John Paczkowski

Recent Posts by John Paczkowski

Remember When Webvan Went Public? Good Times…Good Times.

Sand Hill Road, your day of reckoning is here. The National Venture Capital Association posted its latest Venture Capital Index today and it’s not much to look at (see table below; click to enlarge). Why? Because a decade has passed since the dotcom bubble, and the Index’s 10-year figures no longer reflect that era’s distended returns.

Their presence is sorely missed. Consider this: Ten-year returns slid to 8.4 percent in the third quarter from 40.2 percent a year ago.

That’s a significant fall–no, it’s a horrific fall.
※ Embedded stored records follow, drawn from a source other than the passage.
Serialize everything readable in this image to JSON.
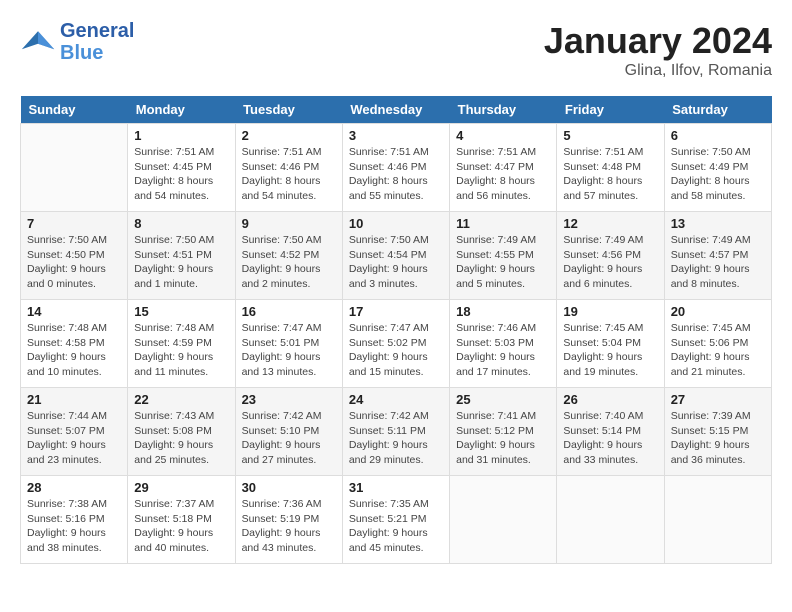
{
  "header": {
    "logo_line1": "General",
    "logo_line2": "Blue",
    "month_year": "January 2024",
    "location": "Glina, Ilfov, Romania"
  },
  "days_of_week": [
    "Sunday",
    "Monday",
    "Tuesday",
    "Wednesday",
    "Thursday",
    "Friday",
    "Saturday"
  ],
  "weeks": [
    [
      {
        "day": "",
        "sunrise": "",
        "sunset": "",
        "daylight": ""
      },
      {
        "day": "1",
        "sunrise": "7:51 AM",
        "sunset": "4:45 PM",
        "daylight": "8 hours and 54 minutes."
      },
      {
        "day": "2",
        "sunrise": "7:51 AM",
        "sunset": "4:46 PM",
        "daylight": "8 hours and 54 minutes."
      },
      {
        "day": "3",
        "sunrise": "7:51 AM",
        "sunset": "4:46 PM",
        "daylight": "8 hours and 55 minutes."
      },
      {
        "day": "4",
        "sunrise": "7:51 AM",
        "sunset": "4:47 PM",
        "daylight": "8 hours and 56 minutes."
      },
      {
        "day": "5",
        "sunrise": "7:51 AM",
        "sunset": "4:48 PM",
        "daylight": "8 hours and 57 minutes."
      },
      {
        "day": "6",
        "sunrise": "7:50 AM",
        "sunset": "4:49 PM",
        "daylight": "8 hours and 58 minutes."
      }
    ],
    [
      {
        "day": "7",
        "sunrise": "7:50 AM",
        "sunset": "4:50 PM",
        "daylight": "9 hours and 0 minutes."
      },
      {
        "day": "8",
        "sunrise": "7:50 AM",
        "sunset": "4:51 PM",
        "daylight": "9 hours and 1 minute."
      },
      {
        "day": "9",
        "sunrise": "7:50 AM",
        "sunset": "4:52 PM",
        "daylight": "9 hours and 2 minutes."
      },
      {
        "day": "10",
        "sunrise": "7:50 AM",
        "sunset": "4:54 PM",
        "daylight": "9 hours and 3 minutes."
      },
      {
        "day": "11",
        "sunrise": "7:49 AM",
        "sunset": "4:55 PM",
        "daylight": "9 hours and 5 minutes."
      },
      {
        "day": "12",
        "sunrise": "7:49 AM",
        "sunset": "4:56 PM",
        "daylight": "9 hours and 6 minutes."
      },
      {
        "day": "13",
        "sunrise": "7:49 AM",
        "sunset": "4:57 PM",
        "daylight": "9 hours and 8 minutes."
      }
    ],
    [
      {
        "day": "14",
        "sunrise": "7:48 AM",
        "sunset": "4:58 PM",
        "daylight": "9 hours and 10 minutes."
      },
      {
        "day": "15",
        "sunrise": "7:48 AM",
        "sunset": "4:59 PM",
        "daylight": "9 hours and 11 minutes."
      },
      {
        "day": "16",
        "sunrise": "7:47 AM",
        "sunset": "5:01 PM",
        "daylight": "9 hours and 13 minutes."
      },
      {
        "day": "17",
        "sunrise": "7:47 AM",
        "sunset": "5:02 PM",
        "daylight": "9 hours and 15 minutes."
      },
      {
        "day": "18",
        "sunrise": "7:46 AM",
        "sunset": "5:03 PM",
        "daylight": "9 hours and 17 minutes."
      },
      {
        "day": "19",
        "sunrise": "7:45 AM",
        "sunset": "5:04 PM",
        "daylight": "9 hours and 19 minutes."
      },
      {
        "day": "20",
        "sunrise": "7:45 AM",
        "sunset": "5:06 PM",
        "daylight": "9 hours and 21 minutes."
      }
    ],
    [
      {
        "day": "21",
        "sunrise": "7:44 AM",
        "sunset": "5:07 PM",
        "daylight": "9 hours and 23 minutes."
      },
      {
        "day": "22",
        "sunrise": "7:43 AM",
        "sunset": "5:08 PM",
        "daylight": "9 hours and 25 minutes."
      },
      {
        "day": "23",
        "sunrise": "7:42 AM",
        "sunset": "5:10 PM",
        "daylight": "9 hours and 27 minutes."
      },
      {
        "day": "24",
        "sunrise": "7:42 AM",
        "sunset": "5:11 PM",
        "daylight": "9 hours and 29 minutes."
      },
      {
        "day": "25",
        "sunrise": "7:41 AM",
        "sunset": "5:12 PM",
        "daylight": "9 hours and 31 minutes."
      },
      {
        "day": "26",
        "sunrise": "7:40 AM",
        "sunset": "5:14 PM",
        "daylight": "9 hours and 33 minutes."
      },
      {
        "day": "27",
        "sunrise": "7:39 AM",
        "sunset": "5:15 PM",
        "daylight": "9 hours and 36 minutes."
      }
    ],
    [
      {
        "day": "28",
        "sunrise": "7:38 AM",
        "sunset": "5:16 PM",
        "daylight": "9 hours and 38 minutes."
      },
      {
        "day": "29",
        "sunrise": "7:37 AM",
        "sunset": "5:18 PM",
        "daylight": "9 hours and 40 minutes."
      },
      {
        "day": "30",
        "sunrise": "7:36 AM",
        "sunset": "5:19 PM",
        "daylight": "9 hours and 43 minutes."
      },
      {
        "day": "31",
        "sunrise": "7:35 AM",
        "sunset": "5:21 PM",
        "daylight": "9 hours and 45 minutes."
      },
      {
        "day": "",
        "sunrise": "",
        "sunset": "",
        "daylight": ""
      },
      {
        "day": "",
        "sunrise": "",
        "sunset": "",
        "daylight": ""
      },
      {
        "day": "",
        "sunrise": "",
        "sunset": "",
        "daylight": ""
      }
    ]
  ]
}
And it’s only going to get worse, as the dotcompost that’s been nourishing the Venture Capital Index leaches out once and for all and the effects of the IPO drought that the industry has been suffering through these past few years begin to be truly felt.

“It has taken a full decade after the technology bubble burst for the venture industry to fully realize the impact of that era and its aftermath,” NVCA president Mark Heesen said in a surprisingly candid statement. “The significant returns created by the robust exit markets of the late 1990s have carried the industry for a long period of time.”

No longer. “The new reality is much more somber for many venture firms,” Heesen continued. “There are still healthy returns to be made in venture capital, but until the venture community sees a more vibrant exit market we do not expect marked improvement overall.”

[Image Credit: Audiophile & Synergy Industries]

Twitter’s Tanking

December 30, 2013 at 6:49 am PT

2013 Was a Good Year for Chromebooks

December 29, 2013 at 2:12 pm PT

BlackBerry Pulls Latest Twitter for BB10 Update

December 29, 2013 at 5:58 am PT

Apple CEO Tim Cook Made $4.25 Million This Year

December 28, 2013 at 12:05 pm PT

Latest Video

View all videos »

Search »

Just as the atom bomb was the weapon that was supposed to render war obsolete, the Internet seems like capitalism’s ultimate feat of self-destructive genius, an economic doomsday device rendering it impossible for anyone to ever make a profit off anything again. It’s especially hopeless for those whose work is easily digitized and accessed free of charge.

— Author Tim Kreider on not getting paid for one’s work